===== MATERIAL PROVIDED
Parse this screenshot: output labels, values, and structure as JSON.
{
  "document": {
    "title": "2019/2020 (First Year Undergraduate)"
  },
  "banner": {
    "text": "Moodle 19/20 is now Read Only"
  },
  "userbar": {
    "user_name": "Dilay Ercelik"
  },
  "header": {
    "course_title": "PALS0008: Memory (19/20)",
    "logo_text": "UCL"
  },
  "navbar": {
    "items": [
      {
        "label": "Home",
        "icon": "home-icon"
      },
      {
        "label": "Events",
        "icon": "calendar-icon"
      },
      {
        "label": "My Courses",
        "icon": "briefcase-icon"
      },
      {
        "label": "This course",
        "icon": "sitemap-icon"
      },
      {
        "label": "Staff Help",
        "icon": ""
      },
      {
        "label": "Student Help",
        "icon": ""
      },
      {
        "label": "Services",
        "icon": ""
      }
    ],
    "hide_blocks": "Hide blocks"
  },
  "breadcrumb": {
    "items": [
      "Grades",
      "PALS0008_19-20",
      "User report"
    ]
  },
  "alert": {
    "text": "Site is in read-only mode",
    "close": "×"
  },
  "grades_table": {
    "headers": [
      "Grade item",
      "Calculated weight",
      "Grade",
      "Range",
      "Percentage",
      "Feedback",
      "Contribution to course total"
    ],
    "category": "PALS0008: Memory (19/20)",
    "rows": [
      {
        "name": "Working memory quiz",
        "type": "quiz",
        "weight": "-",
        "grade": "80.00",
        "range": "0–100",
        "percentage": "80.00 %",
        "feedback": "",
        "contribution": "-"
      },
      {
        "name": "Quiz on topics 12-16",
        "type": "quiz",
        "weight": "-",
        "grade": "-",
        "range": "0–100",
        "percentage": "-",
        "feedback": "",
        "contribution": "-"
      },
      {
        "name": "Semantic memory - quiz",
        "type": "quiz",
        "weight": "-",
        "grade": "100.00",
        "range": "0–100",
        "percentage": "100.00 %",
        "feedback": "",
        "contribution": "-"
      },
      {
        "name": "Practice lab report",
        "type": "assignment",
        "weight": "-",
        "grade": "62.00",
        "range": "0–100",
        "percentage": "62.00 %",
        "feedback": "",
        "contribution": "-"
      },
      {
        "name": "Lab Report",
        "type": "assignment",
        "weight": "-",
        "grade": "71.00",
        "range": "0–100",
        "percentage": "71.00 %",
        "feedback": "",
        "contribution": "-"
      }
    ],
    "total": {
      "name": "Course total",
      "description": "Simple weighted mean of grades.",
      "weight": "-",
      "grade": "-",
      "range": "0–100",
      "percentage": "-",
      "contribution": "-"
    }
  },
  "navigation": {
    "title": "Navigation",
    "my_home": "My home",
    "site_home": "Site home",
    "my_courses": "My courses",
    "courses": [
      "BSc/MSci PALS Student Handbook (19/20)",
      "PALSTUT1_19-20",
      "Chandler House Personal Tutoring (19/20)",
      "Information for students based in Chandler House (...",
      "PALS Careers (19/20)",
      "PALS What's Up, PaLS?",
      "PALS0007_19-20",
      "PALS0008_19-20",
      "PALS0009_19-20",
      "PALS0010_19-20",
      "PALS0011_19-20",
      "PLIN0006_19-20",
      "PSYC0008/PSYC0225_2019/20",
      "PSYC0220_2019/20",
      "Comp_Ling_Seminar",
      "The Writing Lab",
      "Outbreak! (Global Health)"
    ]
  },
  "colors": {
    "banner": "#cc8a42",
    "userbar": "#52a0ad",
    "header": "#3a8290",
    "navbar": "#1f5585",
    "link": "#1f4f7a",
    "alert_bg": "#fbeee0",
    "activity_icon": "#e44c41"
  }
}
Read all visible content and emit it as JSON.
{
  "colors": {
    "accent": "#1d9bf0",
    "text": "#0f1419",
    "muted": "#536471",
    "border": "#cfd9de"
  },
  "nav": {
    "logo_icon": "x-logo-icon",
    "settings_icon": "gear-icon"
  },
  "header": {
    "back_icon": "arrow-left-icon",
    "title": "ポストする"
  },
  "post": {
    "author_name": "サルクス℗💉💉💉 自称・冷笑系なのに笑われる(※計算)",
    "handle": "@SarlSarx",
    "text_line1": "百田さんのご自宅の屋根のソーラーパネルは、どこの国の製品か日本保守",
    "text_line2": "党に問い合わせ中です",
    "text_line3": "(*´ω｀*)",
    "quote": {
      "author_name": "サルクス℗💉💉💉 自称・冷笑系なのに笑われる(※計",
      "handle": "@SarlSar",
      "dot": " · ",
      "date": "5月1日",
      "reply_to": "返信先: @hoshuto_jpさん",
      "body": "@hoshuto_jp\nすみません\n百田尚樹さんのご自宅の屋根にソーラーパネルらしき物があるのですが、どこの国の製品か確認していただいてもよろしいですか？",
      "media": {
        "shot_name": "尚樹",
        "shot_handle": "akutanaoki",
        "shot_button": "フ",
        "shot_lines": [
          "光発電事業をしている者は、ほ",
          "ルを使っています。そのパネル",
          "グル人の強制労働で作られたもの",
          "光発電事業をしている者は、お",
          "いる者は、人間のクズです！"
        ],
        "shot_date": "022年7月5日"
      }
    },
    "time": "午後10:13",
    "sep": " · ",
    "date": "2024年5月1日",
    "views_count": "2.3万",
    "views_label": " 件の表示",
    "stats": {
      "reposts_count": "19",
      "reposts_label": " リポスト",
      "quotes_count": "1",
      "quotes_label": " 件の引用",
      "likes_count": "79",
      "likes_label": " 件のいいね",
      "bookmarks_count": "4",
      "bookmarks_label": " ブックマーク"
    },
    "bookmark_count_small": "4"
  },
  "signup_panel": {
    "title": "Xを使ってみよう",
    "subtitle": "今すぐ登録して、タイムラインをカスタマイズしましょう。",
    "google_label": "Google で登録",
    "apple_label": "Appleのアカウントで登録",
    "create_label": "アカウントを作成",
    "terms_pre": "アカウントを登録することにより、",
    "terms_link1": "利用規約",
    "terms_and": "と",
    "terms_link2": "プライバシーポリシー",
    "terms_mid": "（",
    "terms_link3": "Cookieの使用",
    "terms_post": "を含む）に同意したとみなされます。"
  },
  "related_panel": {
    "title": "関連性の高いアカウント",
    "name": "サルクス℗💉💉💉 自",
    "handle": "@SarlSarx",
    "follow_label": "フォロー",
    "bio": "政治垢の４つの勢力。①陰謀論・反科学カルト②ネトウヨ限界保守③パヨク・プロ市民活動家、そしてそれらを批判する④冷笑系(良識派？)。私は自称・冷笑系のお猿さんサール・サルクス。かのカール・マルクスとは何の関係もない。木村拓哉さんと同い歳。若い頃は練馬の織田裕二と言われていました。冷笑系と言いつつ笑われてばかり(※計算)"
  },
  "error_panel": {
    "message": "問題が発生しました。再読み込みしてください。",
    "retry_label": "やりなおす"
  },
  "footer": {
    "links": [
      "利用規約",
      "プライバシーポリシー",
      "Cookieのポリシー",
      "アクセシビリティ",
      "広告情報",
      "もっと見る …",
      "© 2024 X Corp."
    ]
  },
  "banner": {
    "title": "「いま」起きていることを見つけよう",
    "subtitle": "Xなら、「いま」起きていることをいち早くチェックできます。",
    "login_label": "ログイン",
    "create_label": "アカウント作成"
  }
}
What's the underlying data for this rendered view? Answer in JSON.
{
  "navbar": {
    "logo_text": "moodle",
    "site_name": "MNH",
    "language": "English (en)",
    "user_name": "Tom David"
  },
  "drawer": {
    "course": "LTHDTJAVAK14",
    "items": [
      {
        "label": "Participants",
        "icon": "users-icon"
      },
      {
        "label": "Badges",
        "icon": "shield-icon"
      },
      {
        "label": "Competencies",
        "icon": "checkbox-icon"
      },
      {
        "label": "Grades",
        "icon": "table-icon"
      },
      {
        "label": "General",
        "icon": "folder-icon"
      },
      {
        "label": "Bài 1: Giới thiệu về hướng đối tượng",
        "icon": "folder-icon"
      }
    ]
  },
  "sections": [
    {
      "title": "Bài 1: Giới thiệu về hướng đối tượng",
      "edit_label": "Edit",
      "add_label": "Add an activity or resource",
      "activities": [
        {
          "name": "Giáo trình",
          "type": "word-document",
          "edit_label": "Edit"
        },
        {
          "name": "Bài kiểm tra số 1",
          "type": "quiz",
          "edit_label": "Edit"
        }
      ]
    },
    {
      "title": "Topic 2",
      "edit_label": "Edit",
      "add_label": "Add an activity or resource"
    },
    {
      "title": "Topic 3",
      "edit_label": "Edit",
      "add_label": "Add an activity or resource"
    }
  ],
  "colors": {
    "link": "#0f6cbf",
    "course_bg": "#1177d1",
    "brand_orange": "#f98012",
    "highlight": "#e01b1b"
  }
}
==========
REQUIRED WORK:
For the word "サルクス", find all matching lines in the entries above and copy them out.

ANSWER SPACE:
    "author_name": "サルクス℗💉💉💉 自称・冷笑系なのに笑われる(※計算)",
      "author_name": "サルクス℗💉💉💉 自称・冷笑系なのに笑われる(※計",
    "name": "サルクス℗💉💉💉 自",
    "bio": "政治垢の４つの勢力。①陰謀論・反科学カルト②ネトウヨ限界保守③パヨク・プロ市民活動家、そしてそれらを批判する④冷笑系(良識派？)。私は自称・冷笑系のお猿さんサール・サルクス。かのカール・マルクスとは何の関係もない。木村拓哉さんと同い歳。若い頃は練馬の織田裕二と言われていました。冷笑系と言いつつ笑われてばかり(※計算)"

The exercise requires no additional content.